▶ _ACTIVITY_:
Set down every entry again word for word, please, but skip the pictures.

[Dataset rows describing interfaces]
* * *
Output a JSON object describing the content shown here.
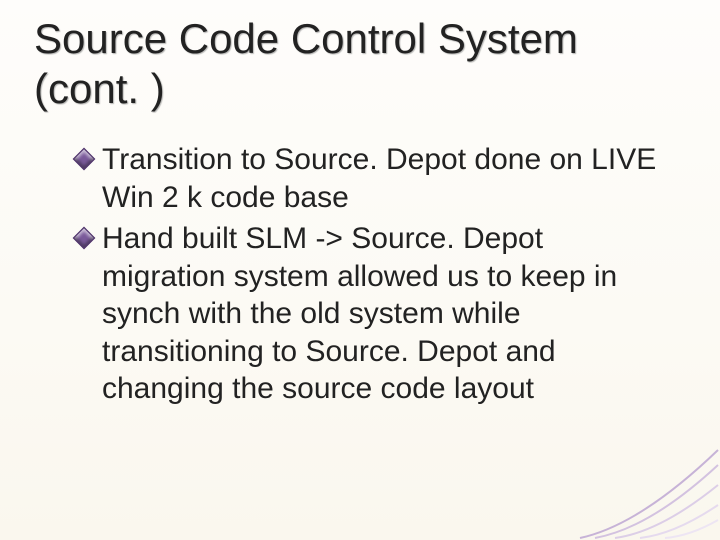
{
  "title": {
    "line1": "Source Code Control System",
    "line2": "(cont. )"
  },
  "bullets": [
    "Transition to Source. Depot done on LIVE Win 2 k code base",
    "Hand built SLM -> Source. Depot migration system allowed us to keep in synch with the old system while transitioning to Source. Depot and changing the source code layout"
  ],
  "theme": {
    "accent": "#7a5a9a",
    "accent_soft": "#cdb9dd"
  }
}
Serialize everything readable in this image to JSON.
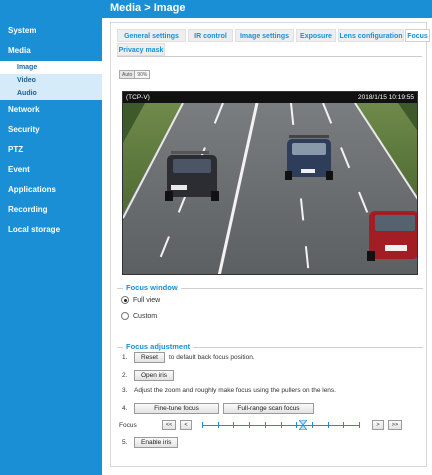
{
  "header": {
    "breadcrumb": "Media > Image"
  },
  "sidebar": {
    "items": [
      {
        "label": "System"
      },
      {
        "label": "Media"
      },
      {
        "label": "Network"
      },
      {
        "label": "Security"
      },
      {
        "label": "PTZ"
      },
      {
        "label": "Event"
      },
      {
        "label": "Applications"
      },
      {
        "label": "Recording"
      },
      {
        "label": "Local storage"
      }
    ],
    "media_subitems": [
      {
        "label": "Image",
        "active": true
      },
      {
        "label": "Video"
      },
      {
        "label": "Audio"
      }
    ]
  },
  "tabs": [
    {
      "label": "General settings"
    },
    {
      "label": "IR control"
    },
    {
      "label": "Image settings"
    },
    {
      "label": "Exposure"
    },
    {
      "label": "Lens configuration"
    },
    {
      "label": "Focus",
      "active": true
    },
    {
      "label": "Privacy mask"
    }
  ],
  "mode_toggle": {
    "auto": "Auto",
    "ratio": "90%"
  },
  "video": {
    "label": "(TCP-V)",
    "timestamp": "2018/1/15 10:19:55"
  },
  "focus_window": {
    "title": "Focus window",
    "options": [
      {
        "label": "Full view",
        "checked": true
      },
      {
        "label": "Custom",
        "checked": false
      }
    ]
  },
  "focus_adjustment": {
    "title": "Focus adjustment",
    "step1": {
      "num": "1.",
      "button": "Reset",
      "text": "to default back focus position."
    },
    "step2": {
      "num": "2.",
      "button": "Open iris"
    },
    "step3": {
      "num": "3.",
      "text": "Adjust the zoom and roughly make focus using the pullers on the lens."
    },
    "step4": {
      "num": "4.",
      "button_fine": "Fine-tune focus",
      "button_full": "Full-range scan focus"
    },
    "focus": {
      "label": "Focus",
      "btn_far_left": "<<",
      "btn_left": "<",
      "btn_right": ">",
      "btn_far_right": ">>",
      "position": 0.64,
      "ticks": 10
    },
    "step5": {
      "num": "5.",
      "button": "Enable iris"
    }
  },
  "colors": {
    "accent": "#1a8fd6",
    "sidebar_sub": "#d5ebf9"
  }
}
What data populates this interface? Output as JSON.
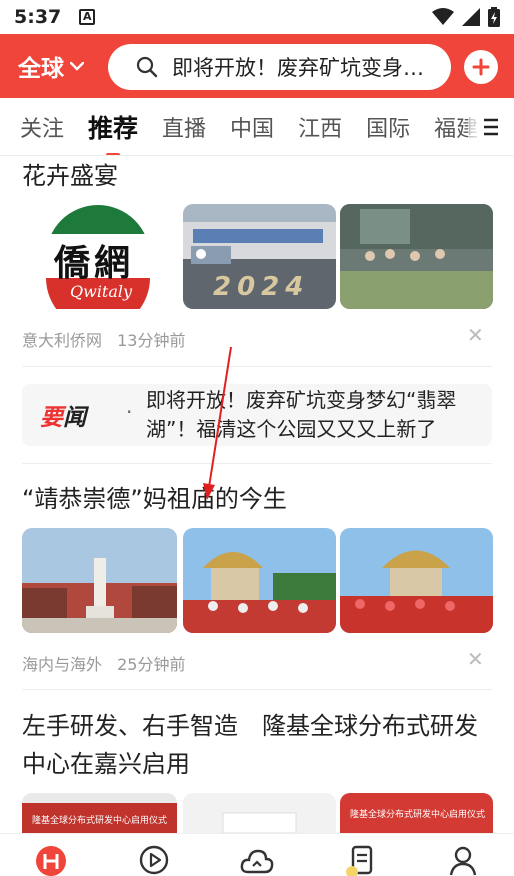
{
  "status_bar": {
    "time": "5:37",
    "notification_letter": "A"
  },
  "header": {
    "region_label": "全球",
    "search_query": "即将开放！废弃矿坑变身梦幻“翡翠湖”",
    "colors": {
      "brand_red": "#f0453a"
    }
  },
  "tabs": [
    {
      "label": "关注"
    },
    {
      "label": "推荐",
      "active": true
    },
    {
      "label": "直播"
    },
    {
      "label": "中国"
    },
    {
      "label": "江西"
    },
    {
      "label": "国际"
    },
    {
      "label": "福建"
    }
  ],
  "feed": {
    "article1": {
      "title": "花卉盛宴",
      "source": "意大利侨网",
      "time": "13分钟前",
      "logo_text": "僑網",
      "logo_sub": "Qwitaly",
      "thumb_banner_text": "2024"
    },
    "headline": {
      "tag_red": "要",
      "tag_black": "闻",
      "text": "即将开放！废弃矿坑变身梦幻“翡翠湖”！福清这个公园又又又上新了"
    },
    "article2": {
      "title": "“靖恭崇德”妈祖庙的今生",
      "source": "海内与海外",
      "time": "25分钟前"
    },
    "article3": {
      "title": "左手研发、右手智造　隆基全球分布式研发中心在嘉兴启用",
      "thumb_captions": [
        "隆基全球分布式研发中心启用仪式",
        "隆基全球分布式研发中心启用仪式"
      ]
    }
  },
  "bottom_nav": [
    {
      "icon": "home-icon",
      "active": true
    },
    {
      "icon": "video-play-icon"
    },
    {
      "icon": "cloud-icon"
    },
    {
      "icon": "news-list-icon"
    },
    {
      "icon": "profile-icon"
    }
  ]
}
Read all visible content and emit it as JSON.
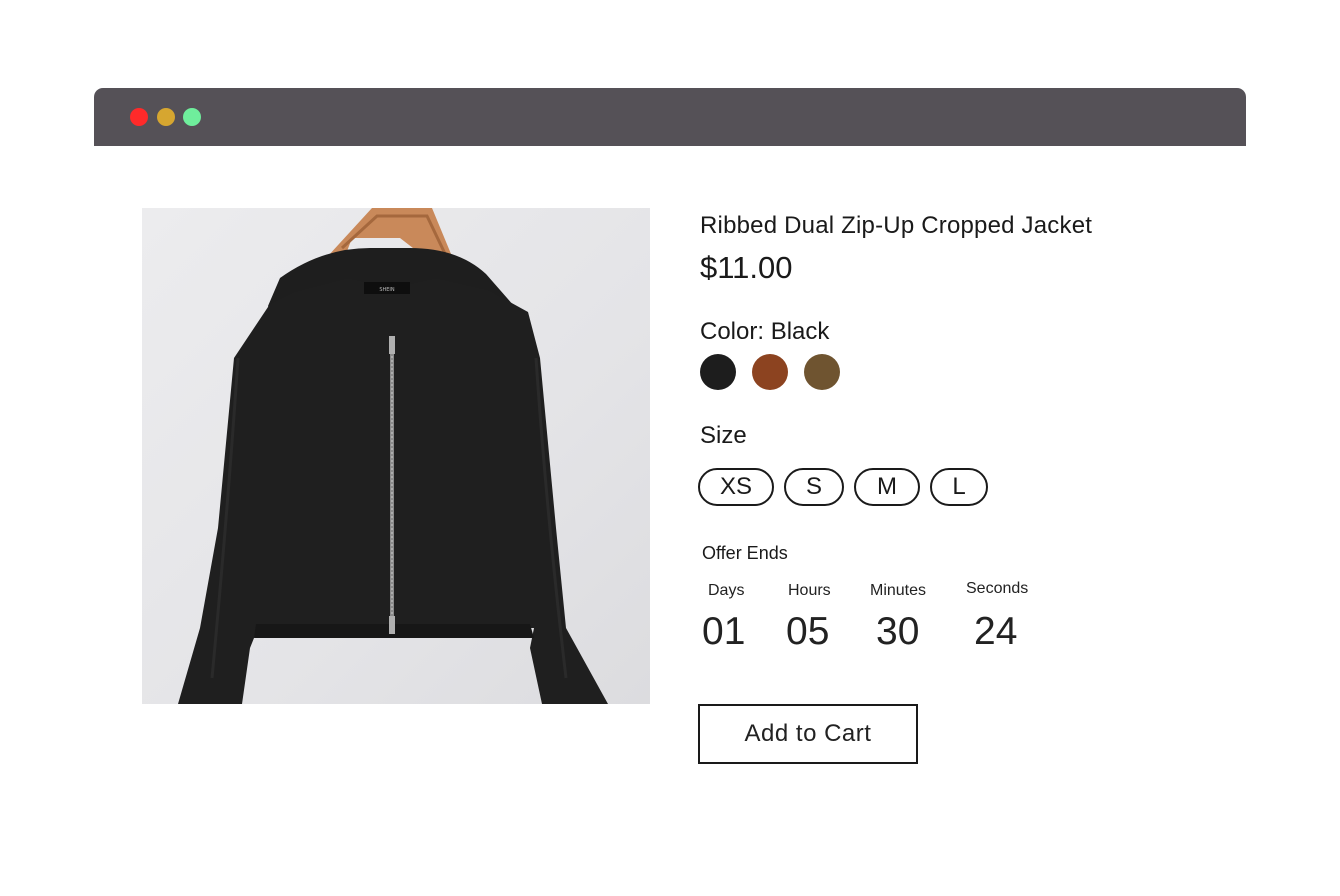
{
  "window": {
    "controls": [
      {
        "name": "close",
        "color": "#ff2a2a"
      },
      {
        "name": "minimize",
        "color": "#d6a630"
      },
      {
        "name": "maximize",
        "color": "#6fee9c"
      }
    ]
  },
  "product": {
    "title": "Ribbed Dual Zip-Up Cropped Jacket",
    "price": "$11.00",
    "image_icon": "hooded-zip-jacket-on-hanger",
    "brand_tag": "SHEIN"
  },
  "color": {
    "label": "Color: Black",
    "swatches": [
      {
        "name": "black",
        "hex": "#1d1d1d"
      },
      {
        "name": "rust-brown",
        "hex": "#8c4320"
      },
      {
        "name": "olive-brown",
        "hex": "#6f5430"
      }
    ]
  },
  "size": {
    "label": "Size",
    "options": [
      "XS",
      "S",
      "M",
      "L"
    ]
  },
  "offer": {
    "label": "Offer Ends",
    "units": [
      {
        "label": "Days",
        "value": "01"
      },
      {
        "label": "Hours",
        "value": "05"
      },
      {
        "label": "Minutes",
        "value": "30"
      },
      {
        "label": "Seconds",
        "value": "24"
      }
    ]
  },
  "cart": {
    "label": "Add to Cart"
  }
}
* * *
▶ _TASK SOLUTION_:
Output a JSON object describing the content shown here.
{
  "title": {
    "line1": "Source Code Control System",
    "line2": "(cont. )"
  },
  "bullets": [
    "Transition to Source. Depot done on LIVE Win 2 k code base",
    "Hand built SLM -> Source. Depot migration system allowed us to keep in synch with the old system while transitioning to Source. Depot and changing the source code layout"
  ],
  "theme": {
    "accent": "#7a5a9a",
    "accent_soft": "#cdb9dd"
  }
}
Serialize everything readable in this image to JSON.
{
  "header": {
    "breadcrumb": "Media > Image"
  },
  "sidebar": {
    "items": [
      {
        "label": "System"
      },
      {
        "label": "Media"
      },
      {
        "label": "Network"
      },
      {
        "label": "Security"
      },
      {
        "label": "PTZ"
      },
      {
        "label": "Event"
      },
      {
        "label": "Applications"
      },
      {
        "label": "Recording"
      },
      {
        "label": "Local storage"
      }
    ],
    "media_subitems": [
      {
        "label": "Image",
        "active": true
      },
      {
        "label": "Video"
      },
      {
        "label": "Audio"
      }
    ]
  },
  "tabs": [
    {
      "label": "General settings"
    },
    {
      "label": "IR control"
    },
    {
      "label": "Image settings"
    },
    {
      "label": "Exposure"
    },
    {
      "label": "Lens configuration"
    },
    {
      "label": "Focus",
      "active": true
    },
    {
      "label": "Privacy mask"
    }
  ],
  "mode_toggle": {
    "auto": "Auto",
    "ratio": "90%"
  },
  "video": {
    "label": "(TCP-V)",
    "timestamp": "2018/1/15 10:19:55"
  },
  "focus_window": {
    "title": "Focus window",
    "options": [
      {
        "label": "Full view",
        "checked": true
      },
      {
        "label": "Custom",
        "checked": false
      }
    ]
  },
  "focus_adjustment": {
    "title": "Focus adjustment",
    "step1": {
      "num": "1.",
      "button": "Reset",
      "text": "to default back focus position."
    },
    "step2": {
      "num": "2.",
      "button": "Open iris"
    },
    "step3": {
      "num": "3.",
      "text": "Adjust the zoom and roughly make focus using the pullers on the lens."
    },
    "step4": {
      "num": "4.",
      "button_fine": "Fine-tune focus",
      "button_full": "Full-range scan focus"
    },
    "focus": {
      "label": "Focus",
      "btn_far_left": "<<",
      "btn_left": "<",
      "btn_right": ">",
      "btn_far_right": ">>",
      "position": 0.64,
      "ticks": 10
    },
    "step5": {
      "num": "5.",
      "button": "Enable iris"
    }
  },
  "colors": {
    "accent": "#1a8fd6",
    "sidebar_sub": "#d5ebf9"
  }
}
What data populates this interface? Output as JSON.
{
  "status_bar": {
    "time": "5:37",
    "notification_letter": "A"
  },
  "header": {
    "region_label": "全球",
    "search_query": "即将开放！废弃矿坑变身梦幻“翡翠湖”",
    "colors": {
      "brand_red": "#f0453a"
    }
  },
  "tabs": [
    {
      "label": "关注"
    },
    {
      "label": "推荐",
      "active": true
    },
    {
      "label": "直播"
    },
    {
      "label": "中国"
    },
    {
      "label": "江西"
    },
    {
      "label": "国际"
    },
    {
      "label": "福建"
    }
  ],
  "feed": {
    "article1": {
      "title": "花卉盛宴",
      "source": "意大利侨网",
      "time": "13分钟前",
      "logo_text": "僑網",
      "logo_sub": "Qwitaly",
      "thumb_banner_text": "2024"
    },
    "headline": {
      "tag_red": "要",
      "tag_black": "闻",
      "text": "即将开放！废弃矿坑变身梦幻“翡翠湖”！福清这个公园又又又上新了"
    },
    "article2": {
      "title": "“靖恭崇德”妈祖庙的今生",
      "source": "海内与海外",
      "time": "25分钟前"
    },
    "article3": {
      "title": "左手研发、右手智造　隆基全球分布式研发中心在嘉兴启用",
      "thumb_captions": [
        "隆基全球分布式研发中心启用仪式",
        "隆基全球分布式研发中心启用仪式"
      ]
    }
  },
  "bottom_nav": [
    {
      "icon": "home-icon",
      "active": true
    },
    {
      "icon": "video-play-icon"
    },
    {
      "icon": "cloud-icon"
    },
    {
      "icon": "news-list-icon"
    },
    {
      "icon": "profile-icon"
    }
  ]
}
Read all visible content and emit it as JSON.
{
  "window": {
    "controls": [
      {
        "name": "close",
        "color": "#ff2a2a"
      },
      {
        "name": "minimize",
        "color": "#d6a630"
      },
      {
        "name": "maximize",
        "color": "#6fee9c"
      }
    ]
  },
  "product": {
    "title": "Ribbed Dual Zip-Up Cropped Jacket",
    "price": "$11.00",
    "image_icon": "hooded-zip-jacket-on-hanger",
    "brand_tag": "SHEIN"
  },
  "color": {
    "label": "Color: Black",
    "swatches": [
      {
        "name": "black",
        "hex": "#1d1d1d"
      },
      {
        "name": "rust-brown",
        "hex": "#8c4320"
      },
      {
        "name": "olive-brown",
        "hex": "#6f5430"
      }
    ]
  },
  "size": {
    "label": "Size",
    "options": [
      "XS",
      "S",
      "M",
      "L"
    ]
  },
  "offer": {
    "label": "Offer Ends",
    "units": [
      {
        "label": "Days",
        "value": "01"
      },
      {
        "label": "Hours",
        "value": "05"
      },
      {
        "label": "Minutes",
        "value": "30"
      },
      {
        "label": "Seconds",
        "value": "24"
      }
    ]
  },
  "cart": {
    "label": "Add to Cart"
  }
}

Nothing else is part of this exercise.